“Energy storage used in strategically located peaking plants will also enable transmission infrastructure spend to be focused on presently unserved or underserved areas of South Africa, as opposed to spending limited resources on costly upgrades in overstressed sections of the grid.”
English notes that a challenge for large-scale implementation of energy storage is, however, instilling an awareness and acceptance that battery technology need not be encumbered by the poor performance of obsolete technologies such as lead acid batteries, but instead that game changing and unparalleled performance is on offer.
“The purchase price of a lithium-ion battery requires a long-term view regarding the return on investment, which requires forward thinking and strategic intent – traits that need to be developed further in the African context. State and institutional support for funding energy storage projects also need to be enhanced.”
Despite this, English is confident that, in the long term, energy storage will become ubiquitous in both small- and large-scale energy applications, driven mostly by the economic benefits it offers, and even without State support.
The new possibilities provided by the lower cost of robust storage technologies will also see it being used extensively in grid connected peak demand sharing and in large-scale renewable energy plants, for enhancing the time-based availability of renewable energy.

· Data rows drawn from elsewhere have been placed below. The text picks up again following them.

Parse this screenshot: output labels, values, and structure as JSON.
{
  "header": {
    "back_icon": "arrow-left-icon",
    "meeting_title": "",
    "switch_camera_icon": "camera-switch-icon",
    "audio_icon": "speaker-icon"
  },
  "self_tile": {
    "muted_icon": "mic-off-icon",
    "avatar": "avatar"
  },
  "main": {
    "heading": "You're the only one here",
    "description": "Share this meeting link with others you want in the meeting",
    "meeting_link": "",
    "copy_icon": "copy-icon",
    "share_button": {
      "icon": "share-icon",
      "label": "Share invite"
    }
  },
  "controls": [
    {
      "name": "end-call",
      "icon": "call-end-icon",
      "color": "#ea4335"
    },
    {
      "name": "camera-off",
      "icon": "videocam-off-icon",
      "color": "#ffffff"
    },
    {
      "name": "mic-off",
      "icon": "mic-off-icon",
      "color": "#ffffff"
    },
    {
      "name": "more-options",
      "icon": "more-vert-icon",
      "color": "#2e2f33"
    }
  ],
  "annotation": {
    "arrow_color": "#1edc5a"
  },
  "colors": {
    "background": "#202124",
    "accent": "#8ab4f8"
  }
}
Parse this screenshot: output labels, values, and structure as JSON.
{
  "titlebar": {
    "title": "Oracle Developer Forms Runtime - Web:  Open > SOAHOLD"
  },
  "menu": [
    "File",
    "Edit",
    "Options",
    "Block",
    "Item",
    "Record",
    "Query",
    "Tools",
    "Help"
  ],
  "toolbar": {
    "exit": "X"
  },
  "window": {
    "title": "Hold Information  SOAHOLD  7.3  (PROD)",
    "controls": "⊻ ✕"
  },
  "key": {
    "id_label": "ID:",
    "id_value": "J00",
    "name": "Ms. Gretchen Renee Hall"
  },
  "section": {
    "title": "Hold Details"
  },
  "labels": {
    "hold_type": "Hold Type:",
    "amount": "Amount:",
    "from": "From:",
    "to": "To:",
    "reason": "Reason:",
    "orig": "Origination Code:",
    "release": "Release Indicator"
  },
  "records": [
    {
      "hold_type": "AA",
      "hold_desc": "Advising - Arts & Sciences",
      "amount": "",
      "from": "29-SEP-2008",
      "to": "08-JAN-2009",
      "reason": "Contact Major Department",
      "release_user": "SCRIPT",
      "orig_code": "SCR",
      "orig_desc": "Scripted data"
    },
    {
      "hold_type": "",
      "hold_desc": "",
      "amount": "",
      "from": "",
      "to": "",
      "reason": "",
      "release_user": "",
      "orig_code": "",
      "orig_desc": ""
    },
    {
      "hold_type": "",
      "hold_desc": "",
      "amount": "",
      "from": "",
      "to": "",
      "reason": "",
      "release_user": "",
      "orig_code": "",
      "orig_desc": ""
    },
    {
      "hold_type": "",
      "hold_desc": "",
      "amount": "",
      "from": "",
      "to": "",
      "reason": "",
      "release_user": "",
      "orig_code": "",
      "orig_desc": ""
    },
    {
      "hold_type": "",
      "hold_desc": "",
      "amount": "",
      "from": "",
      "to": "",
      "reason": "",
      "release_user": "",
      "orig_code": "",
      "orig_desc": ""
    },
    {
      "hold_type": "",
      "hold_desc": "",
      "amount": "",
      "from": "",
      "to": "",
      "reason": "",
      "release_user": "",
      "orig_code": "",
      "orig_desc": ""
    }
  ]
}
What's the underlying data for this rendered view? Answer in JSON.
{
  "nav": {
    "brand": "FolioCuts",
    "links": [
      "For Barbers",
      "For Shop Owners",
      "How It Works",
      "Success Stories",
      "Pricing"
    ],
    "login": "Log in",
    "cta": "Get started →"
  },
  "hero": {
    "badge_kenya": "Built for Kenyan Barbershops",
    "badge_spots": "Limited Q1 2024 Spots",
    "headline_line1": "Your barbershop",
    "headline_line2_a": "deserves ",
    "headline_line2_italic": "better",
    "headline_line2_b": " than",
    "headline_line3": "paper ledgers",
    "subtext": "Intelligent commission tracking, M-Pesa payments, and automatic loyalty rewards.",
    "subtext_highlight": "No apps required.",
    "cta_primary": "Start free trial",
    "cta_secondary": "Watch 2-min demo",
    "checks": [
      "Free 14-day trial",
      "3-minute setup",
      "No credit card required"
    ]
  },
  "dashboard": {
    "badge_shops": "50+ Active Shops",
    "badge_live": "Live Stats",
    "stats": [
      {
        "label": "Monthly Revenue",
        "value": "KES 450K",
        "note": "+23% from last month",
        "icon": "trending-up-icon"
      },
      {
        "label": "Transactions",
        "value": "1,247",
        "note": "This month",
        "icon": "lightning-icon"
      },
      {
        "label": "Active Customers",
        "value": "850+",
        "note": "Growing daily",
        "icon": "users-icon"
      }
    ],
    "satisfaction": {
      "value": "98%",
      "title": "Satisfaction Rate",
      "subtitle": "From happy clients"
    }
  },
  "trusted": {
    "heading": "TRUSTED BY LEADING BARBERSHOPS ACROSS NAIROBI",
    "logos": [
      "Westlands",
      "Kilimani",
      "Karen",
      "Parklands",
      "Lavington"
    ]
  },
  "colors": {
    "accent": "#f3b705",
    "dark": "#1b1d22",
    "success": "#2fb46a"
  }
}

“Demand will continue growing at an ever-increasing pace for energy storage in residential right through to large industrial users, owing to the benefits of stability of supply and lower overall energy cost – among others.”
English will be leveraging his experience and expertise in lithium energy storage as a panellist on the energy storage panel discussion at this year’s POWER-GEN & DistribuTECH Africa, held at the Sandton Convention Centre from July 18 to 20.